▶ [Your objective]
Return each record shown beneath, word for word.

----- Records for processing -----

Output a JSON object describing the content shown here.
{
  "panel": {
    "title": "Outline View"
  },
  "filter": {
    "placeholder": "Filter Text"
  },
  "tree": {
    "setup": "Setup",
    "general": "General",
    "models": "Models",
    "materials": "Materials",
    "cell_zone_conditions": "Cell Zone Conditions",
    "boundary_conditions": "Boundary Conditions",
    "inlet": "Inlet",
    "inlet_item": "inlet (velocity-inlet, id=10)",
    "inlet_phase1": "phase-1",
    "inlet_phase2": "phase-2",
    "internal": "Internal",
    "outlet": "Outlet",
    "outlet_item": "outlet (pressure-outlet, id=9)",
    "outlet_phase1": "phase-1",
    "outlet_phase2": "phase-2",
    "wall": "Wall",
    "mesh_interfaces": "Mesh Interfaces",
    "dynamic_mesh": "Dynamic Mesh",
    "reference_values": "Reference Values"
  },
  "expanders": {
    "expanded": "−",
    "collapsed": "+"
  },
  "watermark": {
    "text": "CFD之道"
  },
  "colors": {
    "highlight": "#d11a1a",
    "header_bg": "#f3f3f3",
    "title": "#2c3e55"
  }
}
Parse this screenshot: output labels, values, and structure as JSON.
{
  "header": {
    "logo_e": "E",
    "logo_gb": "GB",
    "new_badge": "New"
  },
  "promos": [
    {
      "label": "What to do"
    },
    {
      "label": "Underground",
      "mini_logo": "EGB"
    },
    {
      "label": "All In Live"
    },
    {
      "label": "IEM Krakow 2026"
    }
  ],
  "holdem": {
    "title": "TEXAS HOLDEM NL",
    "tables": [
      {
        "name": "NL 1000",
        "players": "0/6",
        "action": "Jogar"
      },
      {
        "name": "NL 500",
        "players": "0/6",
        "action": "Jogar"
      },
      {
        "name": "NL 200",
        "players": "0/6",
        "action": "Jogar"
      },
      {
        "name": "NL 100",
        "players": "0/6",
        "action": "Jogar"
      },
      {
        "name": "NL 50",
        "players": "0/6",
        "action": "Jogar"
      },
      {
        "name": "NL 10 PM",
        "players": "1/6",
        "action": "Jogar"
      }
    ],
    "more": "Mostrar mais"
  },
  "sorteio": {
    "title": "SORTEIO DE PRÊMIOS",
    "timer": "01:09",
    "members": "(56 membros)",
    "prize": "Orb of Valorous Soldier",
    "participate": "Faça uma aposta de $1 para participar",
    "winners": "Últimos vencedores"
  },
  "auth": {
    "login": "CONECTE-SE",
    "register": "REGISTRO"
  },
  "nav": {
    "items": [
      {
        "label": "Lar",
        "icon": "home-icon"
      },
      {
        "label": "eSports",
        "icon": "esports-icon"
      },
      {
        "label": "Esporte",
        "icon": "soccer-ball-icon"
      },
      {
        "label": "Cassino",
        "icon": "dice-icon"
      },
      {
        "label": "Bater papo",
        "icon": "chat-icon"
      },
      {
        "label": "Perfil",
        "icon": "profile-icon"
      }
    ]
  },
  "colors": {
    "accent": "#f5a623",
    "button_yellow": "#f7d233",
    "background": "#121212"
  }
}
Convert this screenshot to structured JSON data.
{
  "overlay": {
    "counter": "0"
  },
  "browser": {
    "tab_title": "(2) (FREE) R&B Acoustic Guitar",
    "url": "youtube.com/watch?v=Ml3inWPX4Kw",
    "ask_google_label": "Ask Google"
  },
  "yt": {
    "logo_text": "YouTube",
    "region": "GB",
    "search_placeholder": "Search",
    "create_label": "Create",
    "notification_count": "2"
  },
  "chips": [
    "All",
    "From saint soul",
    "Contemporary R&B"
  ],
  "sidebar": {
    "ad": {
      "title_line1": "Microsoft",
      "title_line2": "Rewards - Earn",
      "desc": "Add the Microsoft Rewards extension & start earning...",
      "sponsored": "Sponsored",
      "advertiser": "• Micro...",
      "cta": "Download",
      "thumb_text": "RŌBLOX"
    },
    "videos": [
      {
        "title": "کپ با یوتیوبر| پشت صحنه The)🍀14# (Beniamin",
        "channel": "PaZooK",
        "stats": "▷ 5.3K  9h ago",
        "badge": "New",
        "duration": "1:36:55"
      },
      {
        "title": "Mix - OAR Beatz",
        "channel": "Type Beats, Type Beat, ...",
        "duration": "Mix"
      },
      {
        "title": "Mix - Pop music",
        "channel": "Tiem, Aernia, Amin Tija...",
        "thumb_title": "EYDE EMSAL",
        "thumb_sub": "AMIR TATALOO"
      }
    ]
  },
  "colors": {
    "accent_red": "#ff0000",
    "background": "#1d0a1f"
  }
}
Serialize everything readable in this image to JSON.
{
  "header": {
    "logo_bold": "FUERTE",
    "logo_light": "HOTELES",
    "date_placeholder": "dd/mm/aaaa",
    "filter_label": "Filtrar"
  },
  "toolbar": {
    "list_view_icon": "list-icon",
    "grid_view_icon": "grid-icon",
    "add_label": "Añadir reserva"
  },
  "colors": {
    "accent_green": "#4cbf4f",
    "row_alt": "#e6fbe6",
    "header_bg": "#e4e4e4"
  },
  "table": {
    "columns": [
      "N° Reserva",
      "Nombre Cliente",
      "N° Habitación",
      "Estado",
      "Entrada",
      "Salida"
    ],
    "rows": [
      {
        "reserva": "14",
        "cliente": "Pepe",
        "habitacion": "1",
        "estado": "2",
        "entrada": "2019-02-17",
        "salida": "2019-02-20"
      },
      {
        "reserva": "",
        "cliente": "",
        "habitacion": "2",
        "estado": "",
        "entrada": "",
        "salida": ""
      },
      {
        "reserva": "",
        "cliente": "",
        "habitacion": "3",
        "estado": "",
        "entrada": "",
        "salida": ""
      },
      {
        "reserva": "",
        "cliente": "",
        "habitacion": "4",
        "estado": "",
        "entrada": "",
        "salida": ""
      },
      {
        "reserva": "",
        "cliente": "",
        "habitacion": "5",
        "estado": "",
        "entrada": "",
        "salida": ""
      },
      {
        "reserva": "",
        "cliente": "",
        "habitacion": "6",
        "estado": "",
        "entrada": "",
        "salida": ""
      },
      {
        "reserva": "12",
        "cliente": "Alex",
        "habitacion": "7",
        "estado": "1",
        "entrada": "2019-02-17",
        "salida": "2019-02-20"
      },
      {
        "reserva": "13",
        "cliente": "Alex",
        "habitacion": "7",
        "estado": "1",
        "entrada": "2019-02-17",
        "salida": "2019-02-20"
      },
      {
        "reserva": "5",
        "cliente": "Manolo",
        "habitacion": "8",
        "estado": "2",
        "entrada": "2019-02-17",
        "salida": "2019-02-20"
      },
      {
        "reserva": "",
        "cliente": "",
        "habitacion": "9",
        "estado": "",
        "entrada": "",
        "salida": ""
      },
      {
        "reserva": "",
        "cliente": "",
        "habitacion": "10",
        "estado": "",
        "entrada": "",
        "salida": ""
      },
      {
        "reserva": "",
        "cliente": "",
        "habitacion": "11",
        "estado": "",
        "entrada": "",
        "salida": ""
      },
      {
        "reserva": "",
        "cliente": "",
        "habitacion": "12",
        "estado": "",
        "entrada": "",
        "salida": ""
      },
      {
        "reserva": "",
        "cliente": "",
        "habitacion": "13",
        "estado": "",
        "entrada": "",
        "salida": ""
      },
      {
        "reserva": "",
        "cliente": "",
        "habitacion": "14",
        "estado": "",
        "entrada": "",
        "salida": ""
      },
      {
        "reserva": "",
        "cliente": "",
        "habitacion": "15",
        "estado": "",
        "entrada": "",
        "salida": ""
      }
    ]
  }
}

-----

▶ [Answer box]
Output a JSON object describing the content shown here.
{
  "panel": {
    "title": "Outline View"
  },
  "filter": {
    "placeholder": "Filter Text"
  },
  "tree": {
    "setup": "Setup",
    "general": "General",
    "models": "Models",
    "materials": "Materials",
    "cell_zone_conditions": "Cell Zone Conditions",
    "boundary_conditions": "Boundary Conditions",
    "inlet": "Inlet",
    "inlet_item": "inlet (velocity-inlet, id=10)",
    "inlet_phase1": "phase-1",
    "inlet_phase2": "phase-2",
    "internal": "Internal",
    "outlet": "Outlet",
    "outlet_item": "outlet (pressure-outlet, id=9)",
    "outlet_phase1": "phase-1",
    "outlet_phase2": "phase-2",
    "wall": "Wall",
    "mesh_interfaces": "Mesh Interfaces",
    "dynamic_mesh": "Dynamic Mesh",
    "reference_values": "Reference Values"
  },
  "expanders": {
    "expanded": "−",
    "collapsed": "+"
  },
  "watermark": {
    "text": "CFD之道"
  },
  "colors": {
    "highlight": "#d11a1a",
    "header_bg": "#f3f3f3",
    "title": "#2c3e55"
  }
}
Parse this screenshot: output labels, values, and structure as JSON.
{
  "header": {
    "logo_e": "E",
    "logo_gb": "GB",
    "new_badge": "New"
  },
  "promos": [
    {
      "label": "What to do"
    },
    {
      "label": "Underground",
      "mini_logo": "EGB"
    },
    {
      "label": "All In Live"
    },
    {
      "label": "IEM Krakow 2026"
    }
  ],
  "holdem": {
    "title": "TEXAS HOLDEM NL",
    "tables": [
      {
        "name": "NL 1000",
        "players": "0/6",
        "action": "Jogar"
      },
      {
        "name": "NL 500",
        "players": "0/6",
        "action": "Jogar"
      },
      {
        "name": "NL 200",
        "players": "0/6",
        "action": "Jogar"
      },
      {
        "name": "NL 100",
        "players": "0/6",
        "action": "Jogar"
      },
      {
        "name": "NL 50",
        "players": "0/6",
        "action": "Jogar"
      },
      {
        "name": "NL 10 PM",
        "players": "1/6",
        "action": "Jogar"
      }
    ],
    "more": "Mostrar mais"
  },
  "sorteio": {
    "title": "SORTEIO DE PRÊMIOS",
    "timer": "01:09",
    "members": "(56 membros)",
    "prize": "Orb of Valorous Soldier",
    "participate": "Faça uma aposta de $1 para participar",
    "winners": "Últimos vencedores"
  },
  "auth": {
    "login": "CONECTE-SE",
    "register": "REGISTRO"
  },
  "nav": {
    "items": [
      {
        "label": "Lar",
        "icon": "home-icon"
      },
      {
        "label": "eSports",
        "icon": "esports-icon"
      },
      {
        "label": "Esporte",
        "icon": "soccer-ball-icon"
      },
      {
        "label": "Cassino",
        "icon": "dice-icon"
      },
      {
        "label": "Bater papo",
        "icon": "chat-icon"
      },
      {
        "label": "Perfil",
        "icon": "profile-icon"
      }
    ]
  },
  "colors": {
    "accent": "#f5a623",
    "button_yellow": "#f7d233",
    "background": "#121212"
  }
}
Convert this screenshot to structured JSON data.
{
  "overlay": {
    "counter": "0"
  },
  "browser": {
    "tab_title": "(2) (FREE) R&B Acoustic Guitar",
    "url": "youtube.com/watch?v=Ml3inWPX4Kw",
    "ask_google_label": "Ask Google"
  },
  "yt": {
    "logo_text": "YouTube",
    "region": "GB",
    "search_placeholder": "Search",
    "create_label": "Create",
    "notification_count": "2"
  },
  "chips": [
    "All",
    "From saint soul",
    "Contemporary R&B"
  ],
  "sidebar": {
    "ad": {
      "title_line1": "Microsoft",
      "title_line2": "Rewards - Earn",
      "desc": "Add the Microsoft Rewards extension & start earning...",
      "sponsored": "Sponsored",
      "advertiser": "• Micro...",
      "cta": "Download",
      "thumb_text": "RŌBLOX"
    },
    "videos": [
      {
        "title": "کپ با یوتیوبر| پشت صحنه The)🍀14# (Beniamin",
        "channel": "PaZooK",
        "stats": "▷ 5.3K  9h ago",
        "badge": "New",
        "duration": "1:36:55"
      },
      {
        "title": "Mix - OAR Beatz",
        "channel": "Type Beats, Type Beat, ...",
        "duration": "Mix"
      },
      {
        "title": "Mix - Pop music",
        "channel": "Tiem, Aernia, Amin Tija...",
        "thumb_title": "EYDE EMSAL",
        "thumb_sub": "AMIR TATALOO"
      }
    ]
  },
  "colors": {
    "accent_red": "#ff0000",
    "background": "#1d0a1f"
  }
}
Serialize everything readable in this image to JSON.
{
  "header": {
    "logo_bold": "FUERTE",
    "logo_light": "HOTELES",
    "date_placeholder": "dd/mm/aaaa",
    "filter_label": "Filtrar"
  },
  "toolbar": {
    "list_view_icon": "list-icon",
    "grid_view_icon": "grid-icon",
    "add_label": "Añadir reserva"
  },
  "colors": {
    "accent_green": "#4cbf4f",
    "row_alt": "#e6fbe6",
    "header_bg": "#e4e4e4"
  },
  "table": {
    "columns": [
      "N° Reserva",
      "Nombre Cliente",
      "N° Habitación",
      "Estado",
      "Entrada",
      "Salida"
    ],
    "rows": [
      {
        "reserva": "14",
        "cliente": "Pepe",
        "habitacion": "1",
        "estado": "2",
        "entrada": "2019-02-17",
        "salida": "2019-02-20"
      },
      {
        "reserva": "",
        "cliente": "",
        "habitacion": "2",
        "estado": "",
        "entrada": "",
        "salida": ""
      },
      {
        "reserva": "",
        "cliente": "",
        "habitacion": "3",
        "estado": "",
        "entrada": "",
        "salida": ""
      },
      {
        "reserva": "",
        "cliente": "",
        "habitacion": "4",
        "estado": "",
        "entrada": "",
        "salida": ""
      },
      {
        "reserva": "",
        "cliente": "",
        "habitacion": "5",
        "estado": "",
        "entrada": "",
        "salida": ""
      },
      {
        "reserva": "",
        "cliente": "",
        "habitacion": "6",
        "estado": "",
        "entrada": "",
        "salida": ""
      },
      {
        "reserva": "12",
        "cliente": "Alex",
        "habitacion": "7",
        "estado": "1",
        "entrada": "2019-02-17",
        "salida": "2019-02-20"
      },
      {
        "reserva": "13",
        "cliente": "Alex",
        "habitacion": "7",
        "estado": "1",
        "entrada": "2019-02-17",
        "salida": "2019-02-20"
      },
      {
        "reserva": "5",
        "cliente": "Manolo",
        "habitacion": "8",
        "estado": "2",
        "entrada": "2019-02-17",
        "salida": "2019-02-20"
      },
      {
        "reserva": "",
        "cliente": "",
        "habitacion": "9",
        "estado": "",
        "entrada": "",
        "salida": ""
      },
      {
        "reserva": "",
        "cliente": "",
        "habitacion": "10",
        "estado": "",
        "entrada": "",
        "salida": ""
      },
      {
        "reserva": "",
        "cliente": "",
        "habitacion": "11",
        "estado": "",
        "entrada": "",
        "salida": ""
      },
      {
        "reserva": "",
        "cliente": "",
        "habitacion": "12",
        "estado": "",
        "entrada": "",
        "salida": ""
      },
      {
        "reserva": "",
        "cliente": "",
        "habitacion": "13",
        "estado": "",
        "entrada": "",
        "salida": ""
      },
      {
        "reserva": "",
        "cliente": "",
        "habitacion": "14",
        "estado": "",
        "entrada": "",
        "salida": ""
      },
      {
        "reserva": "",
        "cliente": "",
        "habitacion": "15",
        "estado": "",
        "entrada": "",
        "salida": ""
      }
    ]
  }
}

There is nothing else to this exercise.